Extracted material:
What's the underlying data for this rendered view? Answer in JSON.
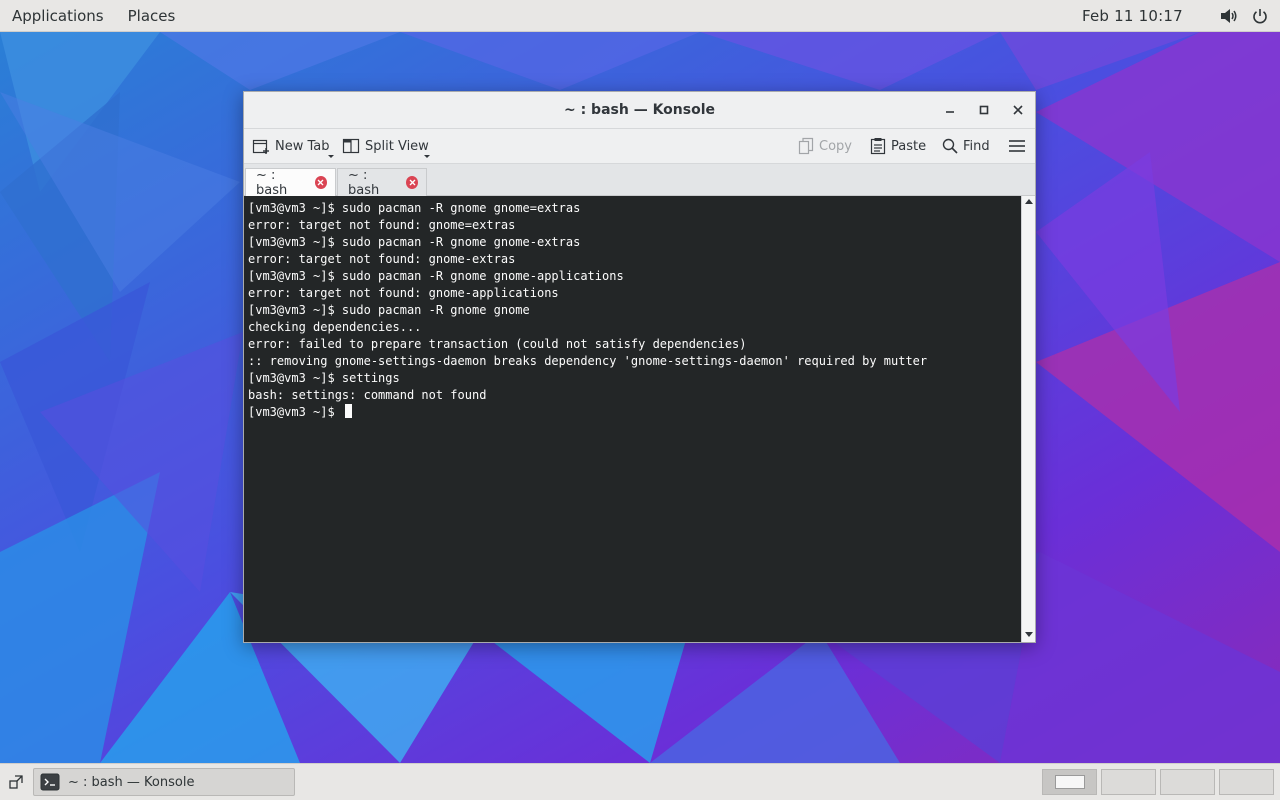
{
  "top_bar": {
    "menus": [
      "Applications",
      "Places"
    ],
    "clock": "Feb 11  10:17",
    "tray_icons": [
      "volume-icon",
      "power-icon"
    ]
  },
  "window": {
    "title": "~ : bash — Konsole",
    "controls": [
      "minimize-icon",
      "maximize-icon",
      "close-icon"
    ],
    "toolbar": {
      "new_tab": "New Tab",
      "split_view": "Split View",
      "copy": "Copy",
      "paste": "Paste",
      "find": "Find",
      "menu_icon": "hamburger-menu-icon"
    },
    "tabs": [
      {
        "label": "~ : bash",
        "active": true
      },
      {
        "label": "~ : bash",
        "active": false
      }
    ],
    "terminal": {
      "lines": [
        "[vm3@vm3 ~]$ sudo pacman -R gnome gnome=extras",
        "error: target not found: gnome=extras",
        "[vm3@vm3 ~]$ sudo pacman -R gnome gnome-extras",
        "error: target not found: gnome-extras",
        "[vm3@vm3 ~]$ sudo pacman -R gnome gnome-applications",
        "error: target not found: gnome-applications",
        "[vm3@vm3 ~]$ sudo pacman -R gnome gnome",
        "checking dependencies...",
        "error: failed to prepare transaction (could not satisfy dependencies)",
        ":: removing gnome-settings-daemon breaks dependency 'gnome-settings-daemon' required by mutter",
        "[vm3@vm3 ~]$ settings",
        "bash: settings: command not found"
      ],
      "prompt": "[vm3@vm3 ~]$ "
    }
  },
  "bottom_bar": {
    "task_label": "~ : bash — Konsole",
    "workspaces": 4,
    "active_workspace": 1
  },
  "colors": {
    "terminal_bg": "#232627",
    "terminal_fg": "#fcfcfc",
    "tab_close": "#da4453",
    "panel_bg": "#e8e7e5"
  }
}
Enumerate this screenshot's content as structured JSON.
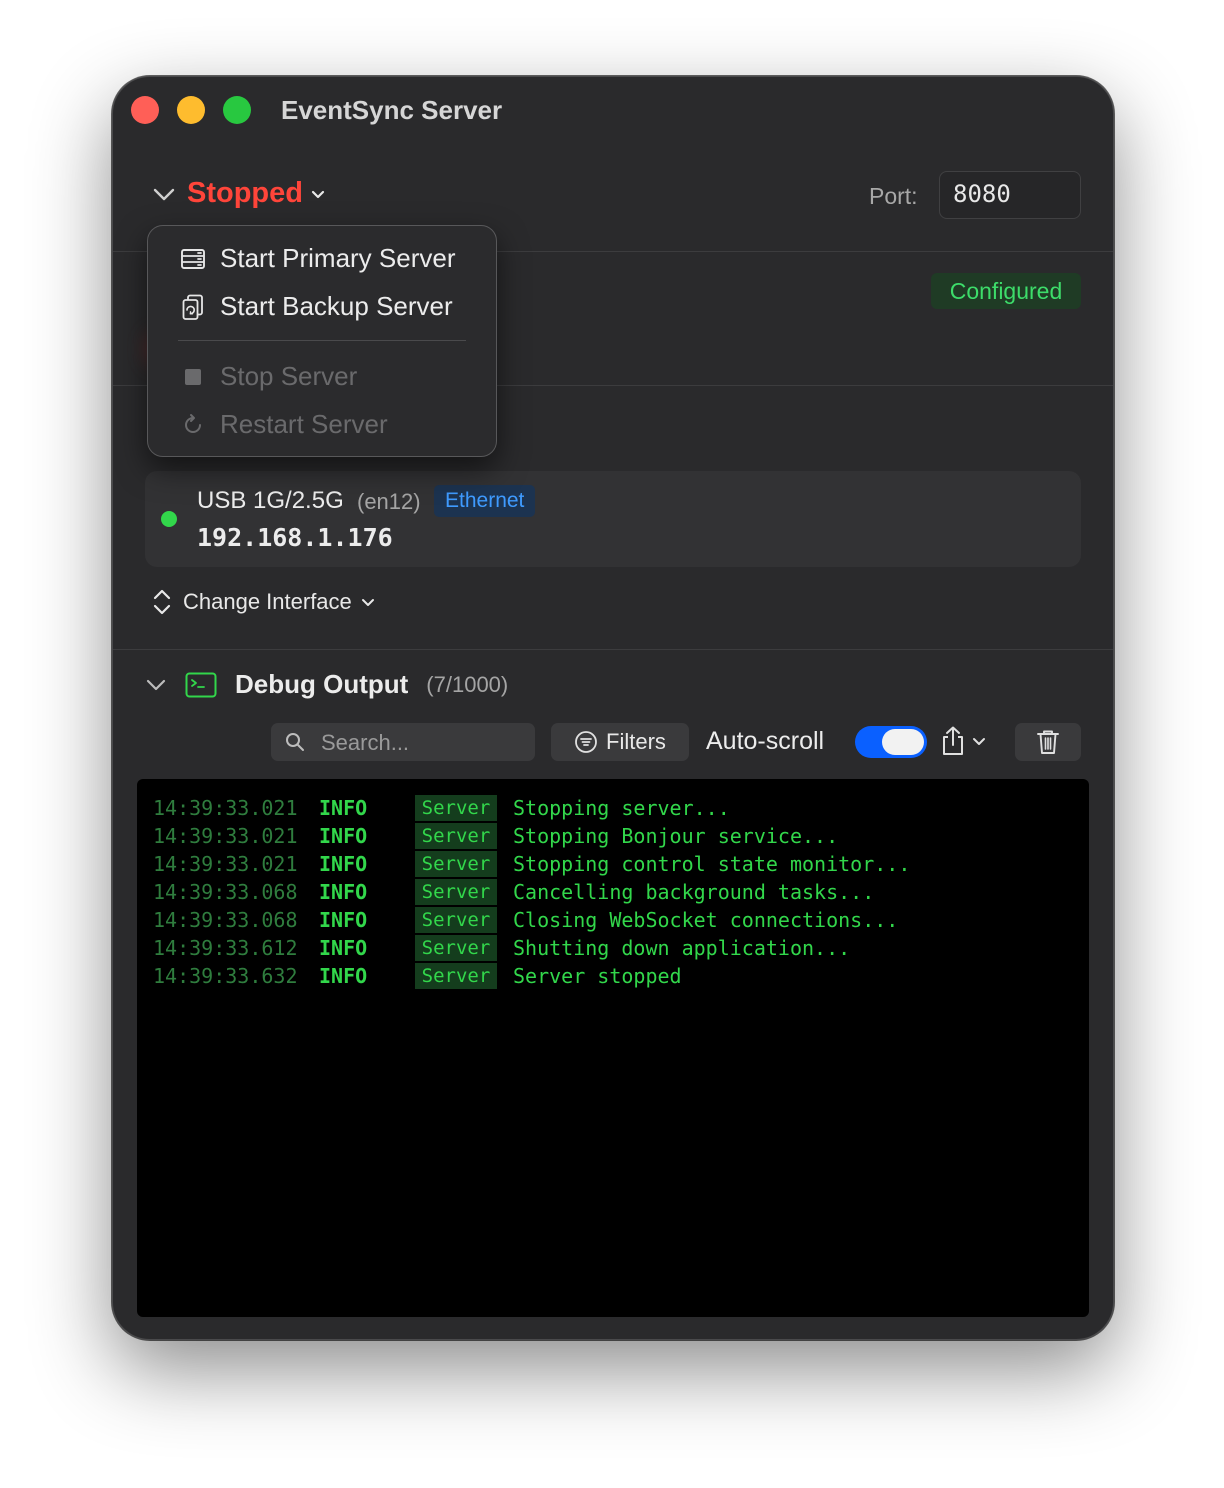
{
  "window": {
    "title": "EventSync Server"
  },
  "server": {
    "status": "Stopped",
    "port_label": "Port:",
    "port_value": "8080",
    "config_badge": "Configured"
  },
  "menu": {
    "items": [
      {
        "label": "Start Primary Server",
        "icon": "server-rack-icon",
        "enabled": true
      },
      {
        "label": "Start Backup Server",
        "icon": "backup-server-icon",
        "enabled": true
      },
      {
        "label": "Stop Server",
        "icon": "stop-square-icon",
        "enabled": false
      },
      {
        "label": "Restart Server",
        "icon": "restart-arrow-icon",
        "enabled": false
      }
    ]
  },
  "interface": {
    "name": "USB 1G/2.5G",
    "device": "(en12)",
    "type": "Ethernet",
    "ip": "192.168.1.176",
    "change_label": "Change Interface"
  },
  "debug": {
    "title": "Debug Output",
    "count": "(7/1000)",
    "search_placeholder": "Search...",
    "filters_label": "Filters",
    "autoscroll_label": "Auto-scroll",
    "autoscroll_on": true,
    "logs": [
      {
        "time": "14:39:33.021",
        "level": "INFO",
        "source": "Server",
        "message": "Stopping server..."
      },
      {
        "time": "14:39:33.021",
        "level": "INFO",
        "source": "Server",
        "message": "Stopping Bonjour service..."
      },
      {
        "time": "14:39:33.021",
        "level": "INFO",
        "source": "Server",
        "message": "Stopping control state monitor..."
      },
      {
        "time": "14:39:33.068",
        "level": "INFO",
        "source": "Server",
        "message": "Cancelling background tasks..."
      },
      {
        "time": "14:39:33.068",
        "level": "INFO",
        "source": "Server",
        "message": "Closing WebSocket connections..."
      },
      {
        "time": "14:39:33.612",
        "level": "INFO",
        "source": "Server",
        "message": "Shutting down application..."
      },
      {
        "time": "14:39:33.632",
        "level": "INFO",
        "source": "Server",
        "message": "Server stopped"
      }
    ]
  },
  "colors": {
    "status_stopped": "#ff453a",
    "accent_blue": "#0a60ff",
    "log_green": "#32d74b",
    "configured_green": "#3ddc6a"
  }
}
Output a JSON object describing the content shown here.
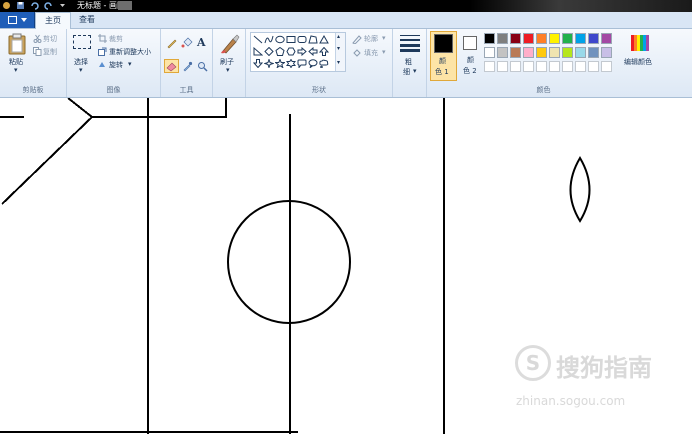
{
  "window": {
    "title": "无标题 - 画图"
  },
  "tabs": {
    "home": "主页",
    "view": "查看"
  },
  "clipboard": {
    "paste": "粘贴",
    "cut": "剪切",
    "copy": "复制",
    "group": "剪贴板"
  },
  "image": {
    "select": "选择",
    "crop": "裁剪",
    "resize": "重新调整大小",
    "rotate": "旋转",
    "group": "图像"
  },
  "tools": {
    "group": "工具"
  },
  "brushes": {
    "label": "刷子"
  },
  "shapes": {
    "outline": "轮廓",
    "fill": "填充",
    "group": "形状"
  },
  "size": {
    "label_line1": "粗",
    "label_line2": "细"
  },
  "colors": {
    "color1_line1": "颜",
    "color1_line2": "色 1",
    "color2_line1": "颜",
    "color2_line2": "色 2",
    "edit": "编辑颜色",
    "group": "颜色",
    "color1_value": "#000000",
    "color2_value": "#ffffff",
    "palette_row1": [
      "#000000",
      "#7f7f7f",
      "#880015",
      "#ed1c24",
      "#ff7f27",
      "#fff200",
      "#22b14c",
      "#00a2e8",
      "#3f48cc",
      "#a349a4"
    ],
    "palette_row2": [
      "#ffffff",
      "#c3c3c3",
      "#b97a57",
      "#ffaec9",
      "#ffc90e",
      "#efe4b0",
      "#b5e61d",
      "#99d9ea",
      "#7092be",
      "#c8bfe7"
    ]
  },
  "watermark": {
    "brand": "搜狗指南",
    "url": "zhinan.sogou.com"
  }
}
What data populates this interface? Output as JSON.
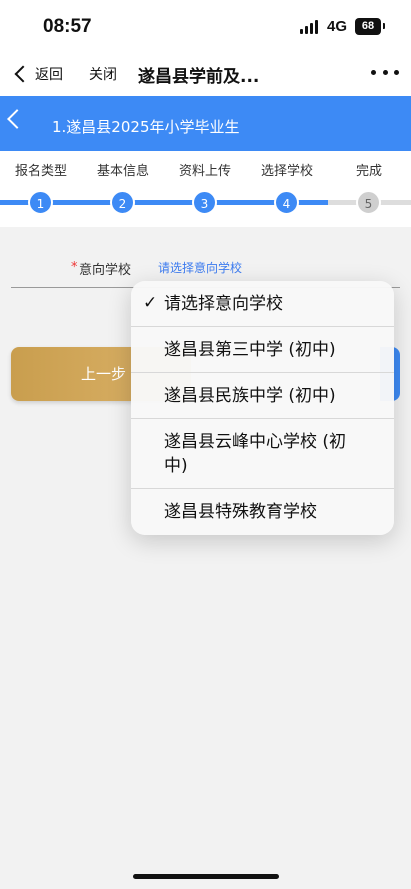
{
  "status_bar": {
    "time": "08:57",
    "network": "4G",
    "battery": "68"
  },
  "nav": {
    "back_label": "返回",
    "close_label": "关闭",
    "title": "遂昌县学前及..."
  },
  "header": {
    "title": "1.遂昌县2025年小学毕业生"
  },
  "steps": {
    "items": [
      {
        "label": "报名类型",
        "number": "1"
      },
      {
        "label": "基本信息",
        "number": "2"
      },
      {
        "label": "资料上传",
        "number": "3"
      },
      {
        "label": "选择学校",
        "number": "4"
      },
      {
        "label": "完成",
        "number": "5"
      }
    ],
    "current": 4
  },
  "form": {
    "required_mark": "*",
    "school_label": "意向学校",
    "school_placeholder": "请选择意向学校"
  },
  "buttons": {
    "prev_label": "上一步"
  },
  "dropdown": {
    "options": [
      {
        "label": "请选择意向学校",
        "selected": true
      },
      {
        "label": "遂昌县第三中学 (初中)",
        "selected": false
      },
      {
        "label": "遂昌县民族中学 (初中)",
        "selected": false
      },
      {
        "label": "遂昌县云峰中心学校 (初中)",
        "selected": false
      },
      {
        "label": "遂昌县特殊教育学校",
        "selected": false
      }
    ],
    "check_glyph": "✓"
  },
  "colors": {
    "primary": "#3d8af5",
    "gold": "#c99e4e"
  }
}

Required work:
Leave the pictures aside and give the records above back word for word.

Reply:
What's the underlying data for this rendered view? Answer in JSON.
{
  "top_bar": {
    "menus": [
      "Applications",
      "Places"
    ],
    "clock": "Feb 11  10:17",
    "tray_icons": [
      "volume-icon",
      "power-icon"
    ]
  },
  "window": {
    "title": "~ : bash — Konsole",
    "controls": [
      "minimize-icon",
      "maximize-icon",
      "close-icon"
    ],
    "toolbar": {
      "new_tab": "New Tab",
      "split_view": "Split View",
      "copy": "Copy",
      "paste": "Paste",
      "find": "Find",
      "menu_icon": "hamburger-menu-icon"
    },
    "tabs": [
      {
        "label": "~ : bash",
        "active": true
      },
      {
        "label": "~ : bash",
        "active": false
      }
    ],
    "terminal": {
      "lines": [
        "[vm3@vm3 ~]$ sudo pacman -R gnome gnome=extras",
        "error: target not found: gnome=extras",
        "[vm3@vm3 ~]$ sudo pacman -R gnome gnome-extras",
        "error: target not found: gnome-extras",
        "[vm3@vm3 ~]$ sudo pacman -R gnome gnome-applications",
        "error: target not found: gnome-applications",
        "[vm3@vm3 ~]$ sudo pacman -R gnome gnome",
        "checking dependencies...",
        "error: failed to prepare transaction (could not satisfy dependencies)",
        ":: removing gnome-settings-daemon breaks dependency 'gnome-settings-daemon' required by mutter",
        "[vm3@vm3 ~]$ settings",
        "bash: settings: command not found"
      ],
      "prompt": "[vm3@vm3 ~]$ "
    }
  },
  "bottom_bar": {
    "task_label": "~ : bash — Konsole",
    "workspaces": 4,
    "active_workspace": 1
  },
  "colors": {
    "terminal_bg": "#232627",
    "terminal_fg": "#fcfcfc",
    "tab_close": "#da4453",
    "panel_bg": "#e8e7e5"
  }
}
Enumerate this screenshot's content as structured JSON.
{
  "window": {
    "title": "EventSync Server"
  },
  "server": {
    "status": "Stopped",
    "port_label": "Port:",
    "port_value": "8080",
    "config_badge": "Configured"
  },
  "menu": {
    "items": [
      {
        "label": "Start Primary Server",
        "icon": "server-rack-icon",
        "enabled": true
      },
      {
        "label": "Start Backup Server",
        "icon": "backup-server-icon",
        "enabled": true
      },
      {
        "label": "Stop Server",
        "icon": "stop-square-icon",
        "enabled": false
      },
      {
        "label": "Restart Server",
        "icon": "restart-arrow-icon",
        "enabled": false
      }
    ]
  },
  "interface": {
    "name": "USB 1G/2.5G",
    "device": "(en12)",
    "type": "Ethernet",
    "ip": "192.168.1.176",
    "change_label": "Change Interface"
  },
  "debug": {
    "title": "Debug Output",
    "count": "(7/1000)",
    "search_placeholder": "Search...",
    "filters_label": "Filters",
    "autoscroll_label": "Auto-scroll",
    "autoscroll_on": true,
    "logs": [
      {
        "time": "14:39:33.021",
        "level": "INFO",
        "source": "Server",
        "message": "Stopping server..."
      },
      {
        "time": "14:39:33.021",
        "level": "INFO",
        "source": "Server",
        "message": "Stopping Bonjour service..."
      },
      {
        "time": "14:39:33.021",
        "level": "INFO",
        "source": "Server",
        "message": "Stopping control state monitor..."
      },
      {
        "time": "14:39:33.068",
        "level": "INFO",
        "source": "Server",
        "message": "Cancelling background tasks..."
      },
      {
        "time": "14:39:33.068",
        "level": "INFO",
        "source": "Server",
        "message": "Closing WebSocket connections..."
      },
      {
        "time": "14:39:33.612",
        "level": "INFO",
        "source": "Server",
        "message": "Shutting down application..."
      },
      {
        "time": "14:39:33.632",
        "level": "INFO",
        "source": "Server",
        "message": "Server stopped"
      }
    ]
  },
  "colors": {
    "status_stopped": "#ff453a",
    "accent_blue": "#0a60ff",
    "log_green": "#32d74b",
    "configured_green": "#3ddc6a"
  }
}
Output a JSON object describing the content shown here.
{
  "window": {
    "title": "无标题 - 画图"
  },
  "tabs": {
    "home": "主页",
    "view": "查看"
  },
  "clipboard": {
    "paste": "粘贴",
    "cut": "剪切",
    "copy": "复制",
    "group": "剪贴板"
  },
  "image": {
    "select": "选择",
    "crop": "裁剪",
    "resize": "重新调整大小",
    "rotate": "旋转",
    "group": "图像"
  },
  "tools": {
    "group": "工具"
  },
  "brushes": {
    "label": "刷子"
  },
  "shapes": {
    "outline": "轮廓",
    "fill": "填充",
    "group": "形状"
  },
  "size": {
    "label_line1": "粗",
    "label_line2": "细"
  },
  "colors": {
    "color1_line1": "颜",
    "color1_line2": "色 1",
    "color2_line1": "颜",
    "color2_line2": "色 2",
    "edit": "编辑颜色",
    "group": "颜色",
    "color1_value": "#000000",
    "color2_value": "#ffffff",
    "palette_row1": [
      "#000000",
      "#7f7f7f",
      "#880015",
      "#ed1c24",
      "#ff7f27",
      "#fff200",
      "#22b14c",
      "#00a2e8",
      "#3f48cc",
      "#a349a4"
    ],
    "palette_row2": [
      "#ffffff",
      "#c3c3c3",
      "#b97a57",
      "#ffaec9",
      "#ffc90e",
      "#efe4b0",
      "#b5e61d",
      "#99d9ea",
      "#7092be",
      "#c8bfe7"
    ]
  },
  "watermark": {
    "brand": "搜狗指南",
    "url": "zhinan.sogou.com"
  }
}
What data populates this interface? Output as JSON.
{
  "status_bar": {
    "time": "08:57",
    "network": "4G",
    "battery": "68"
  },
  "nav": {
    "back_label": "返回",
    "close_label": "关闭",
    "title": "遂昌县学前及..."
  },
  "header": {
    "title": "1.遂昌县2025年小学毕业生"
  },
  "steps": {
    "items": [
      {
        "label": "报名类型",
        "number": "1"
      },
      {
        "label": "基本信息",
        "number": "2"
      },
      {
        "label": "资料上传",
        "number": "3"
      },
      {
        "label": "选择学校",
        "number": "4"
      },
      {
        "label": "完成",
        "number": "5"
      }
    ],
    "current": 4
  },
  "form": {
    "required_mark": "*",
    "school_label": "意向学校",
    "school_placeholder": "请选择意向学校"
  },
  "buttons": {
    "prev_label": "上一步"
  },
  "dropdown": {
    "options": [
      {
        "label": "请选择意向学校",
        "selected": true
      },
      {
        "label": "遂昌县第三中学 (初中)",
        "selected": false
      },
      {
        "label": "遂昌县民族中学 (初中)",
        "selected": false
      },
      {
        "label": "遂昌县云峰中心学校 (初中)",
        "selected": false
      },
      {
        "label": "遂昌县特殊教育学校",
        "selected": false
      }
    ],
    "check_glyph": "✓"
  },
  "colors": {
    "primary": "#3d8af5",
    "gold": "#c99e4e"
  }
}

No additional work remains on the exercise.